Best Buy's third-quarter profits have taken a $100m hit to reflect the tumbling value of its near-3 per cent stake in Carphone Warehouse, as the retail giant revealed that it is to slash jobs and capital expenditure amid the "most challenging environment" it has ever faced in the United States.
The world's largest electricals retailer has taken a non-operating impairment charge of $111m (£72.5m) related to the "significant and sustained decline in the market price" of its 2.9 per cent stake in Carphone Warehouse, the UK-based mobile and communications retailer, which it purchased in December 2007. The impairment charge dragged Best Buy's net income down by 77 per cent to $52m for the third quarter to 29 November.
The writedown is separate to Best Buy Europe, the US electricals giant's joint venture with Carphone Warehouse, which will launch its first store in the UK next year as part of its wider plans to establish a chain of big-box electricals stores across Europe. In May, Best Buy said it was investing £1.1bn to acquire half of Carphone Warehouse's retail business, in an attempt to conquer the European retail electricals market.
Best Buy said its total third-quarter revenues, including Best Buy Europe, jumped by 16 per cent to $11.5bn, but it warned of dreadful trading conditions in the US. When the sales of Best Buy Europe are stripped out, its third-quarter sales "declined modestly" compared with the same period last year.

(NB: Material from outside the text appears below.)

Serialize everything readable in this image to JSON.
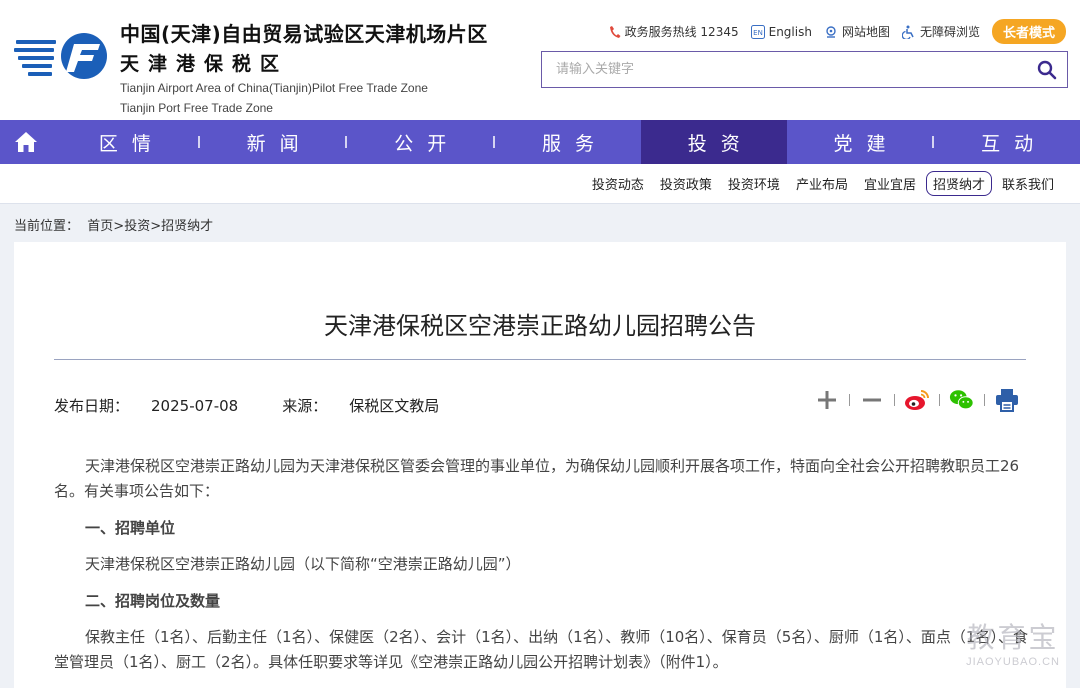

Best Buy's overall like-for-like sales declined by 5.3 per cent over the quarter.
Brad Anderson, the chief executive of Best Buy, said: "The historic slowdown in the economy and its effect on our business over the past 90 days have been the most challenging consumer environment our company has ever faced."
He added: "We believe that there has been a dramatic and potentially long-lasting change in consumer behaviour as people adjust to the new realities of the marketplace... Yet we clearly recognise that these changes require us to make significant adjustments to our present cost structure."
Best Buy is to slash its capital expenditure by about 50 per cent next year, including a substantial reduction in new store openings in the US, Canada and China. Best Buy is offering "nearly all" its head office employees voluntary redundancy. However, the company also said that compulsory redundancies among corporate staff may be required.
Best Buy's rival Circuit City filed for bankruptcy protection last month.Reuse content